Turnover carries with it many meanings. When it comes to employee turnover it refers to the overall amount changes are made to the current staff. This can be staff that leaves, dies, is discharged, or retires. A high turnover rate often shows how often people are being replaced in this position. The overall goal for employee turnover rate is to retain as many staff members as you can. The restaurant industry is notoriously known for high employee turnover.
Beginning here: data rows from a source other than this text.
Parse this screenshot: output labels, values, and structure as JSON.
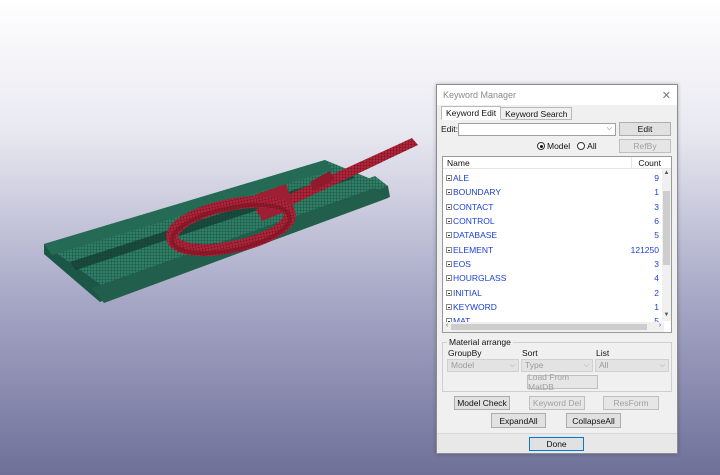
{
  "dialog": {
    "title": "Keyword Manager",
    "close_glyph": "✕",
    "tabs": [
      {
        "label": "Keyword Edit"
      },
      {
        "label": "Keyword Search"
      }
    ],
    "edit_label": "Edit:",
    "edit_button": "Edit",
    "refby_button": "RefBy",
    "radio_model": "Model",
    "radio_all": "All",
    "list_header_name": "Name",
    "list_header_count": "Count",
    "keywords": [
      {
        "name": "ALE",
        "count": "9"
      },
      {
        "name": "BOUNDARY",
        "count": "1"
      },
      {
        "name": "CONTACT",
        "count": "3"
      },
      {
        "name": "CONTROL",
        "count": "6"
      },
      {
        "name": "DATABASE",
        "count": "5"
      },
      {
        "name": "ELEMENT",
        "count": "121250"
      },
      {
        "name": "EOS",
        "count": "3"
      },
      {
        "name": "HOURGLASS",
        "count": "4"
      },
      {
        "name": "INITIAL",
        "count": "2"
      },
      {
        "name": "KEYWORD",
        "count": "1"
      },
      {
        "name": "MAT",
        "count": "5"
      }
    ],
    "material_arrange": {
      "title": "Material arrange",
      "groupby_label": "GroupBy",
      "sort_label": "Sort",
      "list_label": "List",
      "groupby_value": "Model",
      "sort_value": "Type",
      "list_value": "All",
      "load_button": "Load From MatDB"
    },
    "model_check_button": "Model Check",
    "keyword_del_button": "Keyword Del",
    "resform_button": "ResForm",
    "expand_all_button": "ExpandAll",
    "collapse_all_button": "CollapseAll",
    "done_button": "Done"
  },
  "colors": {
    "plate_mesh": "#2c8a6a",
    "ring_mesh": "#a3202e",
    "keyword_link": "#1a3fd6",
    "background_bottom": "#6f7099"
  },
  "icons": [
    "close-icon",
    "chevron-down-icon",
    "expand-node-icon",
    "scroll-up-icon",
    "scroll-down-icon",
    "scroll-left-icon",
    "scroll-right-icon"
  ]
}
Another type of turnover is seat turnover. This refers to the amount an individual seat is used by a different person. You can find this by taking the total number of seats occupied divided by the seats available. Table turnover refers to a number of times different people are seated at a specific table. In restaurants, we want a high seat/table turnover and low employee turnover. The high seat/table turnover means you are getting the most out of the space. Low seat turnover with high table turnover means your space might be underutilized. Calculating the seat turnover can be shown by your restaurant serving 500 guests during the dinner service and has a seating capacity of 60. You divide 500 by 60 and you get 8.3% turnover. In most cases, restaurants that work with a 2% turnover or higher are getting customers to come in and out at a very fast pace. This isn’t the goal for all restaurants. You need to combine this with the average check to see where you are getting gaps. If you have a low turnover rate but you charge cheap rates, you need to find a way to get your guests out of the door faster. It could be your cooking time is too high or you could just need to simply raise the prices and cut down on the type of clients you are entertaining.